# TASK DESCRIPTION
Every line below must be copied as written, except for pictures.

# SUPPLIED DATA
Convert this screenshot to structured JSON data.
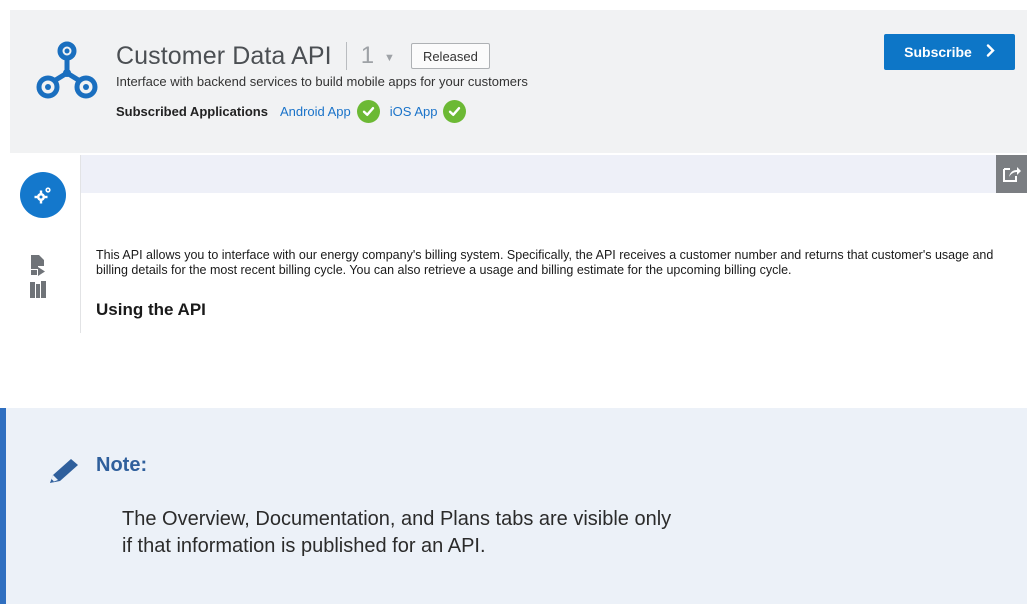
{
  "header": {
    "title": "Customer Data API",
    "version": "1",
    "status": "Released",
    "description": "Interface with backend services to build mobile apps for your customers",
    "subscribed_label": "Subscribed Applications",
    "apps": [
      {
        "name": "Android App",
        "status_icon": "check-circle-icon"
      },
      {
        "name": "iOS App",
        "status_icon": "check-circle-icon"
      }
    ],
    "subscribe_label": "Subscribe",
    "subscribe_icon": "chevron-right-icon"
  },
  "nav": {
    "items": [
      {
        "name": "overview",
        "icon": "gear-icon",
        "active": true
      },
      {
        "name": "documentation",
        "icon": "document-icon",
        "active": false
      },
      {
        "name": "plans",
        "icon": "map-icon",
        "active": false
      }
    ]
  },
  "toolbar": {
    "share_icon": "share-icon"
  },
  "content": {
    "overview": "This API allows you to interface with our energy company's billing system. Specifically, the API receives a customer number and returns that customer's usage and billing details for the most recent billing cycle. You can also retrieve a usage and billing estimate for the upcoming billing cycle.",
    "heading": "Using the API"
  },
  "note": {
    "title": "Note:",
    "text": "The Overview, Documentation, and Plans tabs are visible only if that information is published for an API.",
    "icon": "pencil-icon"
  },
  "colors": {
    "accent": "#0d76c7",
    "success": "#6cb934",
    "link": "#1a73c9",
    "note_bar": "#2f6fc0"
  }
}
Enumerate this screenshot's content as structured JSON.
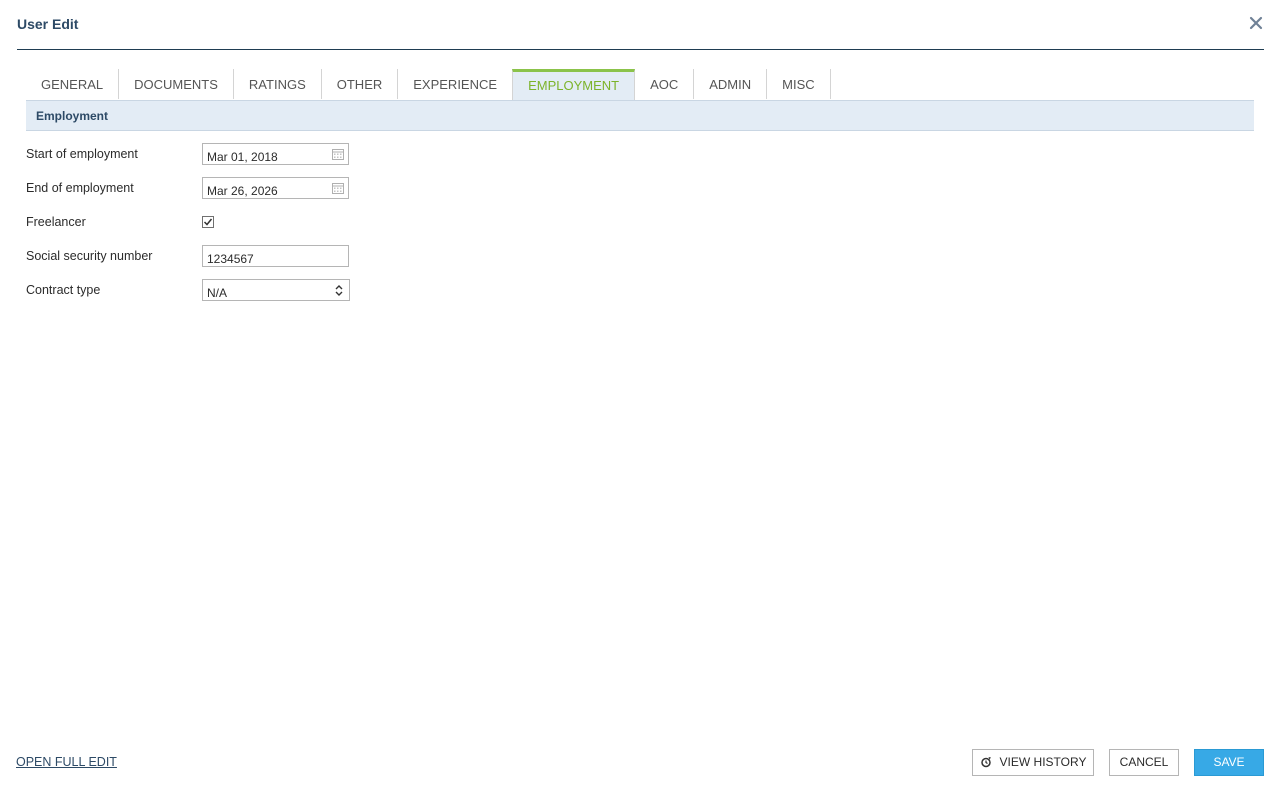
{
  "dialog": {
    "title": "User Edit"
  },
  "tabs": [
    {
      "label": "GENERAL"
    },
    {
      "label": "DOCUMENTS"
    },
    {
      "label": "RATINGS"
    },
    {
      "label": "OTHER"
    },
    {
      "label": "EXPERIENCE"
    },
    {
      "label": "EMPLOYMENT",
      "active": true
    },
    {
      "label": "AOC"
    },
    {
      "label": "ADMIN"
    },
    {
      "label": "MISC"
    }
  ],
  "section": {
    "title": "Employment"
  },
  "form": {
    "start_label": "Start of employment",
    "start_value": "Mar 01, 2018",
    "end_label": "End of employment",
    "end_value": "Mar 26, 2026",
    "freelancer_label": "Freelancer",
    "freelancer_checked": true,
    "ssn_label": "Social security number",
    "ssn_value": "1234567",
    "contract_label": "Contract type",
    "contract_value": "N/A"
  },
  "footer": {
    "open_full_edit": "OPEN FULL EDIT",
    "view_history": "VIEW HISTORY",
    "cancel": "CANCEL",
    "save": "SAVE"
  },
  "colors": {
    "accent_green": "#8bc34a",
    "save_blue": "#37a9e6",
    "title_navy": "#2d4a66"
  }
}
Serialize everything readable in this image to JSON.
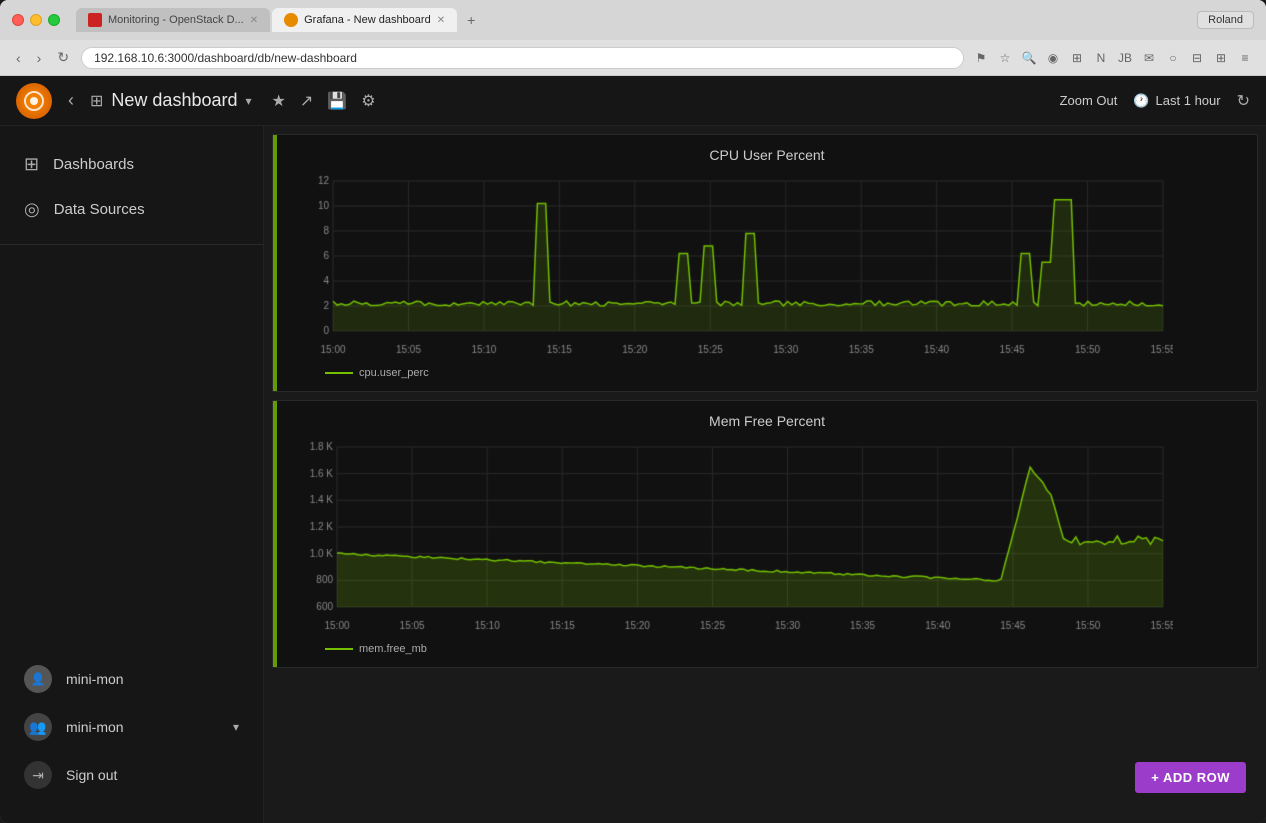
{
  "browser": {
    "tabs": [
      {
        "id": "monitoring",
        "label": "Monitoring - OpenStack D...",
        "type": "monitoring",
        "active": false
      },
      {
        "id": "grafana",
        "label": "Grafana - New dashboard",
        "type": "grafana",
        "active": true
      }
    ],
    "address": "192.168.10.6:3000/dashboard/db/new-dashboard",
    "user": "Roland"
  },
  "header": {
    "title": "New dashboard",
    "zoom_out": "Zoom Out",
    "time_range": "Last 1 hour"
  },
  "sidebar": {
    "items": [
      {
        "id": "dashboards",
        "label": "Dashboards",
        "icon": "⊞"
      },
      {
        "id": "data-sources",
        "label": "Data Sources",
        "icon": "◎"
      }
    ],
    "user": {
      "profile": "mini-mon",
      "admin": "mini-mon",
      "signout": "Sign out"
    }
  },
  "panels": [
    {
      "id": "cpu",
      "title": "CPU User Percent",
      "legend": "cpu.user_perc",
      "y_labels": [
        "12",
        "10",
        "8",
        "6",
        "4",
        "2",
        "0"
      ],
      "x_labels": [
        "15:00",
        "15:05",
        "15:10",
        "15:15",
        "15:20",
        "15:25",
        "15:30",
        "15:35",
        "15:40",
        "15:45",
        "15:50",
        "15:55"
      ]
    },
    {
      "id": "mem",
      "title": "Mem Free Percent",
      "legend": "mem.free_mb",
      "y_labels": [
        "1.8 K",
        "1.6 K",
        "1.4 K",
        "1.2 K",
        "1.0 K",
        "800",
        "600"
      ],
      "x_labels": [
        "15:00",
        "15:05",
        "15:10",
        "15:15",
        "15:20",
        "15:25",
        "15:30",
        "15:35",
        "15:40",
        "15:45",
        "15:50",
        "15:55"
      ]
    }
  ],
  "add_row": "+ ADD ROW"
}
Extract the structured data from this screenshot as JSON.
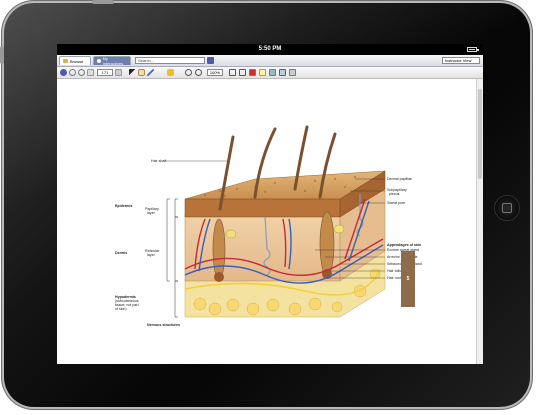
{
  "status": {
    "time": "5:50 PM"
  },
  "tabs": {
    "browse": "Browse",
    "my_interactives": "My Interactives"
  },
  "search": {
    "placeholder": "Search..."
  },
  "view_select": {
    "value": "Instructor View"
  },
  "toolbar": {
    "page": "171",
    "zoom": "100%"
  },
  "labels": {
    "hair_shaft": "Hair shaft",
    "epidermis": "Epidermis",
    "papillary_layer_1": "Papillary",
    "papillary_layer_2": "layer",
    "dermis": "Dermis",
    "reticular_layer_1": "Reticular",
    "reticular_layer_2": "layer",
    "hypodermis": "Hypodermis",
    "hypodermis_sub_1": "(subcutaneous",
    "hypodermis_sub_2": "tissue; not part",
    "hypodermis_sub_3": "of skin)",
    "nervous_structures": "Nervous structures",
    "dermal_papillae": "Dermal papillae",
    "subpapillary_1": "Subpapillary",
    "subpapillary_2": "plexus",
    "sweat_pore": "Sweat pore",
    "appendages": "Appendages of skin",
    "eccrine": "Eccrine sweat gland",
    "arrector": "Arrector pili muscle",
    "sebaceous": "Sebaceous (oil) gland",
    "follicle": "Hair follicle",
    "hair_root": "Hair root"
  },
  "page_tab": "5",
  "colors": {
    "tab_accent": "#6f7fb0",
    "page_tab": "#8c6c4a",
    "skin": "#d9a66b",
    "dermis": "#e8c9a0",
    "vessel_red": "#c8283a",
    "vessel_blue": "#3a5fb8"
  }
}
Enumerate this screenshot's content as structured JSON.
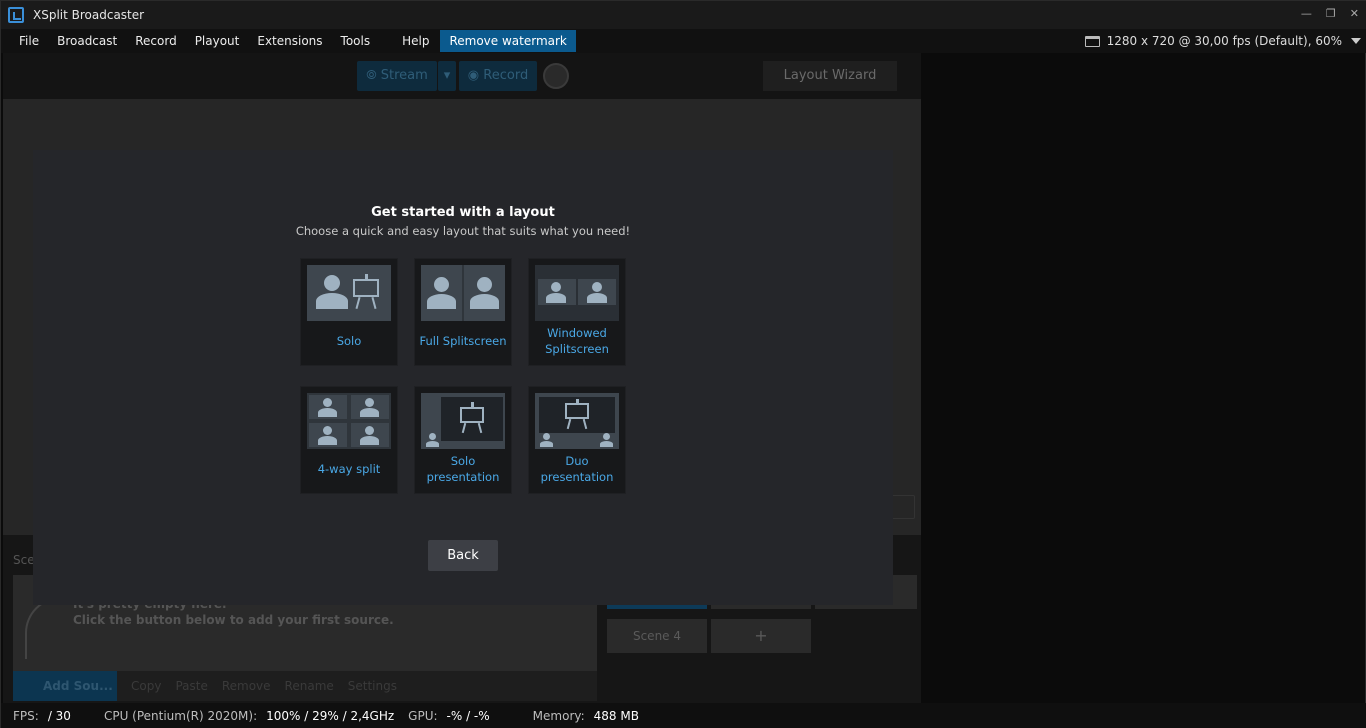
{
  "app": {
    "title": "XSplit Broadcaster"
  },
  "window_controls": {
    "minimize": "—",
    "restore": "❐",
    "close": "✕"
  },
  "menu": {
    "items": [
      "File",
      "Broadcast",
      "Record",
      "Playout",
      "Extensions",
      "Tools"
    ],
    "help": "Help",
    "watermark": "Remove watermark",
    "resolution": "1280 x 720 @ 30,00 fps (Default), 60%"
  },
  "toolbar": {
    "stream": "Stream",
    "record": "Record",
    "layout_wizard": "Layout Wizard"
  },
  "scenes": {
    "label": "Sce",
    "scene4": "Scene 4",
    "add": "+"
  },
  "sources": {
    "empty_line1": "It's pretty empty here.",
    "empty_line2": "Click the button below to add your first source.",
    "add_source": "Add Sou...",
    "actions": [
      "Copy",
      "Paste",
      "Remove",
      "Rename",
      "Settings"
    ]
  },
  "modal": {
    "title": "Get started with a layout",
    "subtitle": "Choose a quick and easy layout that suits what you need!",
    "layouts": [
      {
        "label": "Solo"
      },
      {
        "label": "Full Splitscreen"
      },
      {
        "label": "Windowed Splitscreen"
      },
      {
        "label": "4-way split"
      },
      {
        "label": "Solo presentation"
      },
      {
        "label": "Duo presentation"
      }
    ],
    "back": "Back"
  },
  "status": {
    "fps_label": "FPS:",
    "fps_value": "/ 30",
    "cpu_label": "CPU (Pentium(R) 2020M):",
    "cpu_value": "100% / 29% / 2,4GHz",
    "gpu_label": "GPU:",
    "gpu_value": "-% / -%",
    "mem_label": "Memory:",
    "mem_value": "488 MB"
  }
}
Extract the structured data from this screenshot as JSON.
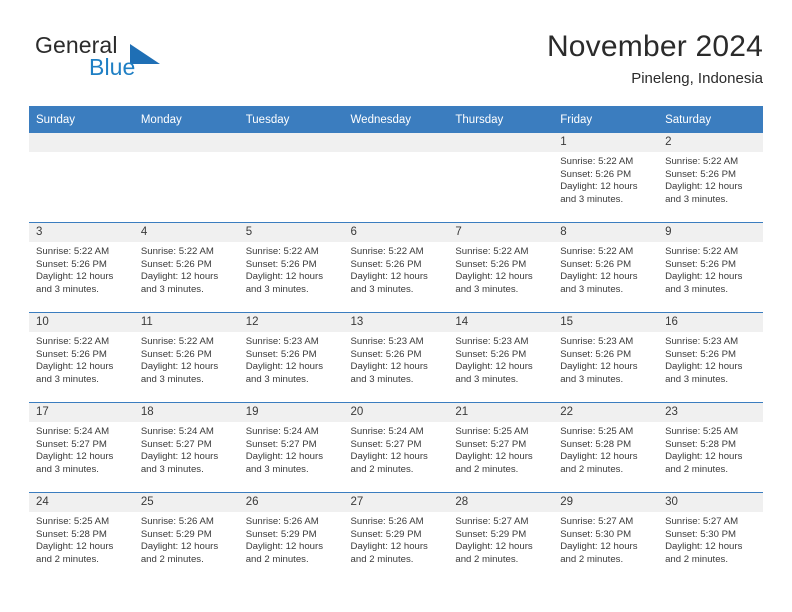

# ANSWER BOX
Convert this screenshot to structured JSON data.
{
  "header": {
    "title": "Customer Data API",
    "version": "1",
    "status": "Released",
    "description": "Interface with backend services to build mobile apps for your customers",
    "subscribed_label": "Subscribed Applications",
    "apps": [
      {
        "name": "Android App",
        "status_icon": "check-circle-icon"
      },
      {
        "name": "iOS App",
        "status_icon": "check-circle-icon"
      }
    ],
    "subscribe_label": "Subscribe",
    "subscribe_icon": "chevron-right-icon"
  },
  "nav": {
    "items": [
      {
        "name": "overview",
        "icon": "gear-icon",
        "active": true
      },
      {
        "name": "documentation",
        "icon": "document-icon",
        "active": false
      },
      {
        "name": "plans",
        "icon": "map-icon",
        "active": false
      }
    ]
  },
  "toolbar": {
    "share_icon": "share-icon"
  },
  "content": {
    "overview": "This API allows you to interface with our energy company's billing system. Specifically, the API receives a customer number and returns that customer's usage and billing details for the most recent billing cycle. You can also retrieve a usage and billing estimate for the upcoming billing cycle.",
    "heading": "Using the API"
  },
  "note": {
    "title": "Note:",
    "text": "The Overview, Documentation, and Plans tabs are visible only if that information is published for an API.",
    "icon": "pencil-icon"
  },
  "colors": {
    "accent": "#0d76c7",
    "success": "#6cb934",
    "link": "#1a73c9",
    "note_bar": "#2f6fc0"
  }
}
Enumerate this screenshot's content as structured JSON.
{
  "dialog": {
    "title": "User Edit"
  },
  "tabs": [
    {
      "label": "GENERAL"
    },
    {
      "label": "DOCUMENTS"
    },
    {
      "label": "RATINGS"
    },
    {
      "label": "OTHER"
    },
    {
      "label": "EXPERIENCE"
    },
    {
      "label": "EMPLOYMENT",
      "active": true
    },
    {
      "label": "AOC"
    },
    {
      "label": "ADMIN"
    },
    {
      "label": "MISC"
    }
  ],
  "section": {
    "title": "Employment"
  },
  "form": {
    "start_label": "Start of employment",
    "start_value": "Mar 01, 2018",
    "end_label": "End of employment",
    "end_value": "Mar 26, 2026",
    "freelancer_label": "Freelancer",
    "freelancer_checked": true,
    "ssn_label": "Social security number",
    "ssn_value": "1234567",
    "contract_label": "Contract type",
    "contract_value": "N/A"
  },
  "footer": {
    "open_full_edit": "OPEN FULL EDIT",
    "view_history": "VIEW HISTORY",
    "cancel": "CANCEL",
    "save": "SAVE"
  },
  "colors": {
    "accent_green": "#8bc34a",
    "save_blue": "#37a9e6",
    "title_navy": "#2d4a66"
  }
}
Serialize everything readable in this image to JSON.
{
  "browser": {
    "tabs": [
      {
        "id": "monitoring",
        "label": "Monitoring - OpenStack D...",
        "type": "monitoring",
        "active": false
      },
      {
        "id": "grafana",
        "label": "Grafana - New dashboard",
        "type": "grafana",
        "active": true
      }
    ],
    "address": "192.168.10.6:3000/dashboard/db/new-dashboard",
    "user": "Roland"
  },
  "header": {
    "title": "New dashboard",
    "zoom_out": "Zoom Out",
    "time_range": "Last 1 hour"
  },
  "sidebar": {
    "items": [
      {
        "id": "dashboards",
        "label": "Dashboards",
        "icon": "⊞"
      },
      {
        "id": "data-sources",
        "label": "Data Sources",
        "icon": "◎"
      }
    ],
    "user": {
      "profile": "mini-mon",
      "admin": "mini-mon",
      "signout": "Sign out"
    }
  },
  "panels": [
    {
      "id": "cpu",
      "title": "CPU User Percent",
      "legend": "cpu.user_perc",
      "y_labels": [
        "12",
        "10",
        "8",
        "6",
        "4",
        "2",
        "0"
      ],
      "x_labels": [
        "15:00",
        "15:05",
        "15:10",
        "15:15",
        "15:20",
        "15:25",
        "15:30",
        "15:35",
        "15:40",
        "15:45",
        "15:50",
        "15:55"
      ]
    },
    {
      "id": "mem",
      "title": "Mem Free Percent",
      "legend": "mem.free_mb",
      "y_labels": [
        "1.8 K",
        "1.6 K",
        "1.4 K",
        "1.2 K",
        "1.0 K",
        "800",
        "600"
      ],
      "x_labels": [
        "15:00",
        "15:05",
        "15:10",
        "15:15",
        "15:20",
        "15:25",
        "15:30",
        "15:35",
        "15:40",
        "15:45",
        "15:50",
        "15:55"
      ]
    }
  ],
  "add_row": "+ ADD ROW"
}
Extract the structured data from this screenshot as JSON.
{
  "status": {
    "time": "5:50 PM"
  },
  "tabs": {
    "browse": "Browse",
    "my_interactives": "My Interactives"
  },
  "search": {
    "placeholder": "Search..."
  },
  "view_select": {
    "value": "Instructor View"
  },
  "toolbar": {
    "page": "171",
    "zoom": "100%"
  },
  "labels": {
    "hair_shaft": "Hair shaft",
    "epidermis": "Epidermis",
    "papillary_layer_1": "Papillary",
    "papillary_layer_2": "layer",
    "dermis": "Dermis",
    "reticular_layer_1": "Reticular",
    "reticular_layer_2": "layer",
    "hypodermis": "Hypodermis",
    "hypodermis_sub_1": "(subcutaneous",
    "hypodermis_sub_2": "tissue; not part",
    "hypodermis_sub_3": "of skin)",
    "nervous_structures": "Nervous structures",
    "dermal_papillae": "Dermal papillae",
    "subpapillary_1": "Subpapillary",
    "subpapillary_2": "plexus",
    "sweat_pore": "Sweat pore",
    "appendages": "Appendages of skin",
    "eccrine": "Eccrine sweat gland",
    "arrector": "Arrector pili muscle",
    "sebaceous": "Sebaceous (oil) gland",
    "follicle": "Hair follicle",
    "hair_root": "Hair root"
  },
  "page_tab": "5",
  "colors": {
    "tab_accent": "#6f7fb0",
    "page_tab": "#8c6c4a",
    "skin": "#d9a66b",
    "dermis": "#e8c9a0",
    "vessel_red": "#c8283a",
    "vessel_blue": "#3a5fb8"
  }
}
Enumerate this screenshot's content as structured JSON.
{
  "app": {
    "title": "XSplit Broadcaster"
  },
  "window_controls": {
    "minimize": "—",
    "restore": "❐",
    "close": "✕"
  },
  "menu": {
    "items": [
      "File",
      "Broadcast",
      "Record",
      "Playout",
      "Extensions",
      "Tools"
    ],
    "help": "Help",
    "watermark": "Remove watermark",
    "resolution": "1280 x 720 @ 30,00 fps (Default), 60%"
  },
  "toolbar": {
    "stream": "Stream",
    "record": "Record",
    "layout_wizard": "Layout Wizard"
  },
  "scenes": {
    "label": "Sce",
    "scene4": "Scene 4",
    "add": "+"
  },
  "sources": {
    "empty_line1": "It's pretty empty here.",
    "empty_line2": "Click the button below to add your first source.",
    "add_source": "Add Sou...",
    "actions": [
      "Copy",
      "Paste",
      "Remove",
      "Rename",
      "Settings"
    ]
  },
  "modal": {
    "title": "Get started with a layout",
    "subtitle": "Choose a quick and easy layout that suits what you need!",
    "layouts": [
      {
        "label": "Solo"
      },
      {
        "label": "Full Splitscreen"
      },
      {
        "label": "Windowed Splitscreen"
      },
      {
        "label": "4-way split"
      },
      {
        "label": "Solo presentation"
      },
      {
        "label": "Duo presentation"
      }
    ],
    "back": "Back"
  },
  "status": {
    "fps_label": "FPS:",
    "fps_value": "/ 30",
    "cpu_label": "CPU (Pentium(R) 2020M):",
    "cpu_value": "100% / 29% / 2,4GHz",
    "gpu_label": "GPU:",
    "gpu_value": "-% / -%",
    "mem_label": "Memory:",
    "mem_value": "488 MB"
  }
}
Extract the structured data from this screenshot as JSON.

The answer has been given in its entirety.